n. 1 An optical instrument used for observing small objects. 2 Any instrument for imaging very small objects (such as an electron microscope).

WordNet
microscope

n. magnifier of the image of small objects; "the invention of the microscope led to the discovery of the cell"

Wikipedia
MicroScope

MicroScope is a magazine for computer manufacturers, distributors and resellers within the ICT channel which was founded in 1982.

In March 2011 owners Reed Business Information sold MicroScope and its sister title ComputerWeekly to TechTarget and the print edition ceased publication.

At the last BPA Worldwide audit in 2008, the circulation figure stood at 22,275 (BPA June 2008).

Following the closure of the print edition, MicroScope is now available only online and in a monthly digital format.

Topics covered within the magazine include news and analysis and assessments of issues within the marketplace. The classic audience for the magazine work within the 'two-tier' channel either in distribution or at a reseller. The readership includes volume distributors, value-added distributors, resellers, VARs, ISVs and technology consultants.

Over the past 28 years the channel has matured and continues to go through a process of consolidation. During the time the magazine has been publishing computers have become mainstream and the concept of the microcomputer is now fundamentally accepted in both workplace and home.

Microscope (album)

Microscope (stylized as MICroscope) is the first studio album by British rapper Riz MC. Originally released digitally in 2011, it was re-released on Tru Thoughts on June 18, 2012.

MICROSCOPE (satellite)

MICROSCOPE (Micro-Satellite à traînée Compensée pour l'Observation du Principe d'Equivalence) is a 300 kg class microsatellite launched by the European Space Agency on 25 April 2016 to test the universality of free fall (the equivalence principle) with a precision of the order of 10, 100 times more precise than can be achieved on Earth.

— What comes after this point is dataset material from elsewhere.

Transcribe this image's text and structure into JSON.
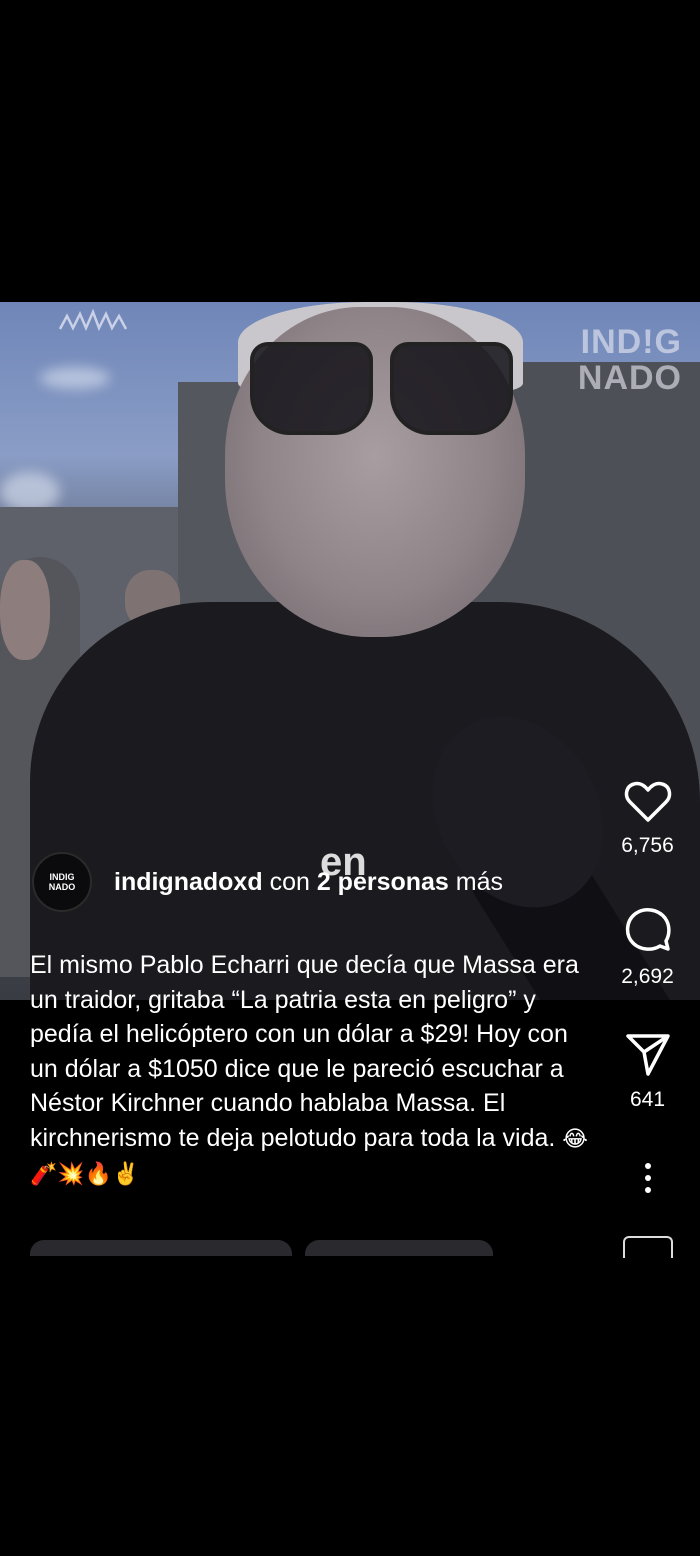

Usage examples of "microscope".

I have explained microscopes, to his fresh amazement that we ever built such instruments.

In appearance they are not very different from conventional bacteria, but at high magnification, or rather, at a relatively high magnification, the highest magnification a conventional school microscope is capable of, if you look very carefully you could see some particles inside that have regular geometric shapes.

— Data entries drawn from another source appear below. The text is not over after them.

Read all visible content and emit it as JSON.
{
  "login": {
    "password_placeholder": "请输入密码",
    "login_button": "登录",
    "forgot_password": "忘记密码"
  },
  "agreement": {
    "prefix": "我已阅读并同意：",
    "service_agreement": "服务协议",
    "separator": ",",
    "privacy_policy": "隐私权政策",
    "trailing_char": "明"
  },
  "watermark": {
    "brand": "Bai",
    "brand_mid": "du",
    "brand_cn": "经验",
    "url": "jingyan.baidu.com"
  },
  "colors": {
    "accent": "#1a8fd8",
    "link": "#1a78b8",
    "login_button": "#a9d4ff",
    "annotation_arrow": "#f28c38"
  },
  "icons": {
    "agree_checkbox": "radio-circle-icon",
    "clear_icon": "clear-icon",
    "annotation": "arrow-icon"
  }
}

The root nodules of legumes would have neither form nor function without the masses of rhizobial bacteria swarming into root hairs, incorporating themselves with such intimacy that only an electron microscope can detect which membranes are bacterial and which plant.

In some cases, as with the hypocotyls of Brassica, the leaves of Dionaea and the joints of the Gramineae, the circumnutating movement when viewed under the microscope is seen to consist of innumerable small oscillations.

Although the microscope is of inestimable value in examining the renal excretion, it does not entirely supersede other valuable instruments and chemical re-agents in determining constitutional changes.

In short he began to turn a microscope, with which he was no expert, on to the blood of malarious Hindus.

The microscope showed a great many air-vesicles both in the medullary substance and between the medullary and cortical substance.

Third, a microscope would be used to examine surfaces for residue concentrations and microfossils, such as tiny bits of hair.

But modern opticians improved their microscopes, and microscopists greatly improved their methods.

When the tissue was frozen hard, I cranked out a section with the microtome, stained the slice, and took it to the microscope.

From the microtome next to the microscope he carefully removed the super sharp steel blade used for sectioning specimens.

Jack Dienphong cast his eye about his laboratory: examining the metal tables, the chemical hoods and glove boxes, microscopes, SEMs, microtomes, and titration setups.

Meet Bo-the-bug under the microscope of unwanted smirks and quirked brows.

The serologist was watching a CRT screen over 130 centimeters across diagonally, with perfect resolution, the computer-generated picture of what was happening in the gel at that time as seen by the hypersensitive electron microscope.

Through the lens of the microscope, the paired chromosomes looked like segmented black worms joined at their midsections so that each pair seemed to form a squiggly X shape.